I was a lousy student in high school. Sure, I was pretty good in the subjects that I cared about (history and music theory), but the subjects that didn't interest me remain a blur. I went to an excellent high school, and I got away with lousy studenthood because my teachers saw me as being on a path that had nothing to do with academics. I am particularly embarrassed about an English class I took my sophomore year (for us high school began in the tenth grade). We were supposed to have read Hardy's Tess of the d'Urbervilles, and somehow I managed to pass the class without reading it at all. I can't remember what else I didn't read that year, but I know that I didn't fail the class.
What I do remember was that the teacher was also the German teacher, and I kind of wished I could take German, but after being such a lousy student in his English class, I didn't think it was a good idea. All I remember doing during English class was writing duets with my percussionist friend, who was also in the class. He would write a percussion part, and I would write a flute part, and then we would pass our completed half-duets to one another, and finish our little masterpieces (if the teacher thought that we were passing notes, he would actually have been correct). After class we would play them through. I can't remember if they were any good, but I imagine they must have been kind of similar to the Ingolf Dahl duet we spent much of the year practicing together.

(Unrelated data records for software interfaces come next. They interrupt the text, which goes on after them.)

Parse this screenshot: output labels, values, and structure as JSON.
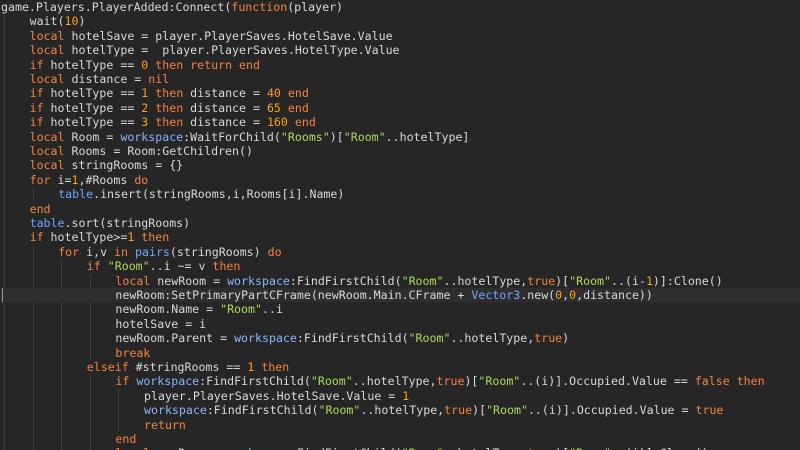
{
  "editor": {
    "language": "Lua",
    "current_line": 20,
    "colors": {
      "background": "#262626",
      "current_line": "#2e2e2e",
      "text": "#d8d8d8",
      "keyword": "#f4823f",
      "number": "#ff9f1c",
      "string": "#aadc5a",
      "global": "#8ab4ff",
      "builtin": "#6fa6ff"
    },
    "lines": [
      {
        "indent": 0,
        "tokens": [
          [
            "pl",
            "game.Players.PlayerAdded:Connect("
          ],
          [
            "kw",
            "function"
          ],
          [
            "pl",
            "(player)"
          ]
        ]
      },
      {
        "indent": 1,
        "tokens": [
          [
            "pl",
            "wait("
          ],
          [
            "num",
            "10"
          ],
          [
            "pl",
            ")"
          ]
        ]
      },
      {
        "indent": 1,
        "tokens": [
          [
            "kw",
            "local"
          ],
          [
            "pl",
            " hotelSave = player.PlayerSaves.HotelSave.Value"
          ]
        ]
      },
      {
        "indent": 1,
        "tokens": [
          [
            "kw",
            "local"
          ],
          [
            "pl",
            " hotelType =  player.PlayerSaves.HotelType.Value"
          ]
        ]
      },
      {
        "indent": 1,
        "tokens": [
          [
            "kw",
            "if"
          ],
          [
            "pl",
            " hotelType == "
          ],
          [
            "num",
            "0"
          ],
          [
            "pl",
            " "
          ],
          [
            "kw",
            "then"
          ],
          [
            "pl",
            " "
          ],
          [
            "kw",
            "return"
          ],
          [
            "pl",
            " "
          ],
          [
            "kw",
            "end"
          ]
        ]
      },
      {
        "indent": 1,
        "tokens": [
          [
            "kw",
            "local"
          ],
          [
            "pl",
            " distance = "
          ],
          [
            "kw",
            "nil"
          ]
        ]
      },
      {
        "indent": 1,
        "tokens": [
          [
            "kw",
            "if"
          ],
          [
            "pl",
            " hotelType == "
          ],
          [
            "num",
            "1"
          ],
          [
            "pl",
            " "
          ],
          [
            "kw",
            "then"
          ],
          [
            "pl",
            " distance = "
          ],
          [
            "num",
            "40"
          ],
          [
            "pl",
            " "
          ],
          [
            "kw",
            "end"
          ]
        ]
      },
      {
        "indent": 1,
        "tokens": [
          [
            "kw",
            "if"
          ],
          [
            "pl",
            " hotelType == "
          ],
          [
            "num",
            "2"
          ],
          [
            "pl",
            " "
          ],
          [
            "kw",
            "then"
          ],
          [
            "pl",
            " distance = "
          ],
          [
            "num",
            "65"
          ],
          [
            "pl",
            " "
          ],
          [
            "kw",
            "end"
          ]
        ]
      },
      {
        "indent": 1,
        "tokens": [
          [
            "kw",
            "if"
          ],
          [
            "pl",
            " hotelType == "
          ],
          [
            "num",
            "3"
          ],
          [
            "pl",
            " "
          ],
          [
            "kw",
            "then"
          ],
          [
            "pl",
            " distance = "
          ],
          [
            "num",
            "160"
          ],
          [
            "pl",
            " "
          ],
          [
            "kw",
            "end"
          ]
        ]
      },
      {
        "indent": 1,
        "tokens": [
          [
            "kw",
            "local"
          ],
          [
            "pl",
            " Room = "
          ],
          [
            "gl",
            "workspace"
          ],
          [
            "pl",
            ":WaitForChild("
          ],
          [
            "str",
            "\"Rooms\""
          ],
          [
            "pl",
            ")["
          ],
          [
            "str",
            "\"Room\""
          ],
          [
            "pl",
            "..hotelType]"
          ]
        ]
      },
      {
        "indent": 1,
        "tokens": [
          [
            "kw",
            "local"
          ],
          [
            "pl",
            " Rooms = Room:GetChildren()"
          ]
        ]
      },
      {
        "indent": 1,
        "tokens": [
          [
            "kw",
            "local"
          ],
          [
            "pl",
            " stringRooms = {}"
          ]
        ]
      },
      {
        "indent": 1,
        "tokens": [
          [
            "kw",
            "for"
          ],
          [
            "pl",
            " i="
          ],
          [
            "num",
            "1"
          ],
          [
            "pl",
            ",#Rooms "
          ],
          [
            "kw",
            "do"
          ]
        ]
      },
      {
        "indent": 2,
        "tokens": [
          [
            "bi",
            "table"
          ],
          [
            "pl",
            ".insert(stringRooms,i,Rooms[i].Name)"
          ]
        ]
      },
      {
        "indent": 1,
        "tokens": [
          [
            "kw",
            "end"
          ]
        ]
      },
      {
        "indent": 1,
        "tokens": [
          [
            "bi",
            "table"
          ],
          [
            "pl",
            ".sort(stringRooms)"
          ]
        ]
      },
      {
        "indent": 1,
        "tokens": [
          [
            "kw",
            "if"
          ],
          [
            "pl",
            " hotelType>="
          ],
          [
            "num",
            "1"
          ],
          [
            "pl",
            " "
          ],
          [
            "kw",
            "then"
          ]
        ]
      },
      {
        "indent": 2,
        "tokens": [
          [
            "kw",
            "for"
          ],
          [
            "pl",
            " i,v "
          ],
          [
            "kw",
            "in"
          ],
          [
            "pl",
            " "
          ],
          [
            "bi",
            "pairs"
          ],
          [
            "pl",
            "(stringRooms) "
          ],
          [
            "kw",
            "do"
          ]
        ]
      },
      {
        "indent": 3,
        "tokens": [
          [
            "kw",
            "if"
          ],
          [
            "pl",
            " "
          ],
          [
            "str",
            "\"Room\""
          ],
          [
            "pl",
            "..i ~= v "
          ],
          [
            "kw",
            "then"
          ]
        ]
      },
      {
        "indent": 4,
        "tokens": [
          [
            "kw",
            "local"
          ],
          [
            "pl",
            " newRoom = "
          ],
          [
            "gl",
            "workspace"
          ],
          [
            "pl",
            ":FindFirstChild("
          ],
          [
            "str",
            "\"Room\""
          ],
          [
            "pl",
            "..hotelType,"
          ],
          [
            "kw",
            "true"
          ],
          [
            "pl",
            ")["
          ],
          [
            "str",
            "\"Room\""
          ],
          [
            "pl",
            "..(i-"
          ],
          [
            "num",
            "1"
          ],
          [
            "pl",
            ")]:Clone()"
          ]
        ]
      },
      {
        "indent": 4,
        "tokens": [
          [
            "pl",
            "newRoom:SetPrimaryPartCFrame(newRoom.Main.CFrame + "
          ],
          [
            "bi",
            "Vector3"
          ],
          [
            "pl",
            ".new("
          ],
          [
            "num",
            "0"
          ],
          [
            "pl",
            ","
          ],
          [
            "num",
            "0"
          ],
          [
            "pl",
            ",distance))"
          ]
        ]
      },
      {
        "indent": 4,
        "tokens": [
          [
            "pl",
            "newRoom.Name = "
          ],
          [
            "str",
            "\"Room\""
          ],
          [
            "pl",
            "..i"
          ]
        ]
      },
      {
        "indent": 4,
        "tokens": [
          [
            "pl",
            "hotelSave = i"
          ]
        ]
      },
      {
        "indent": 4,
        "tokens": [
          [
            "pl",
            "newRoom.Parent = "
          ],
          [
            "gl",
            "workspace"
          ],
          [
            "pl",
            ":FindFirstChild("
          ],
          [
            "str",
            "\"Room\""
          ],
          [
            "pl",
            "..hotelType,"
          ],
          [
            "kw",
            "true"
          ],
          [
            "pl",
            ")"
          ]
        ]
      },
      {
        "indent": 4,
        "tokens": [
          [
            "kw",
            "break"
          ]
        ]
      },
      {
        "indent": 3,
        "tokens": [
          [
            "kw",
            "elseif"
          ],
          [
            "pl",
            " #stringRooms == "
          ],
          [
            "num",
            "1"
          ],
          [
            "pl",
            " "
          ],
          [
            "kw",
            "then"
          ]
        ]
      },
      {
        "indent": 4,
        "tokens": [
          [
            "kw",
            "if"
          ],
          [
            "pl",
            " "
          ],
          [
            "gl",
            "workspace"
          ],
          [
            "pl",
            ":FindFirstChild("
          ],
          [
            "str",
            "\"Room\""
          ],
          [
            "pl",
            "..hotelType,"
          ],
          [
            "kw",
            "true"
          ],
          [
            "pl",
            ")["
          ],
          [
            "str",
            "\"Room\""
          ],
          [
            "pl",
            "..(i)].Occupied.Value == "
          ],
          [
            "kw",
            "false"
          ],
          [
            "pl",
            " "
          ],
          [
            "kw",
            "then"
          ]
        ]
      },
      {
        "indent": 5,
        "tokens": [
          [
            "pl",
            "player.PlayerSaves.HotelSave.Value = "
          ],
          [
            "num",
            "1"
          ]
        ]
      },
      {
        "indent": 5,
        "tokens": [
          [
            "gl",
            "workspace"
          ],
          [
            "pl",
            ":FindFirstChild("
          ],
          [
            "str",
            "\"Room\""
          ],
          [
            "pl",
            "..hotelType,"
          ],
          [
            "kw",
            "true"
          ],
          [
            "pl",
            ")["
          ],
          [
            "str",
            "\"Room\""
          ],
          [
            "pl",
            "..(i)].Occupied.Value = "
          ],
          [
            "kw",
            "true"
          ]
        ]
      },
      {
        "indent": 5,
        "tokens": [
          [
            "kw",
            "return"
          ]
        ]
      },
      {
        "indent": 4,
        "tokens": [
          [
            "kw",
            "end"
          ]
        ]
      },
      {
        "indent": 4,
        "tokens": [
          [
            "kw",
            "local"
          ],
          [
            "pl",
            " newRoom = "
          ],
          [
            "gl",
            "workspace"
          ],
          [
            "pl",
            ":FindFirstChild("
          ],
          [
            "str",
            "\"Room\""
          ],
          [
            "pl",
            "..hotelType,"
          ],
          [
            "kw",
            "true"
          ],
          [
            "pl",
            ")["
          ],
          [
            "str",
            "\"Room\""
          ],
          [
            "pl",
            "..(i)]:Clone()"
          ]
        ]
      }
    ]
  }
}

Several years after graduating high school (a year early--how I managed to do that is still a mystery), I ran into that teacher (I'm not naming names) on the trolley in Boston (the "T" to all you youngsters and non-old-time-Bostonians), and told him that I graduated from Juilliard and could now speak German. He seemed unimpressed. My memory of him as a cold and detached person was unchanged, but perhaps his memory of me as a lousy student who only cared about music was also unchanged.
Perhaps I should give Tess of the d'Urbervilles a try.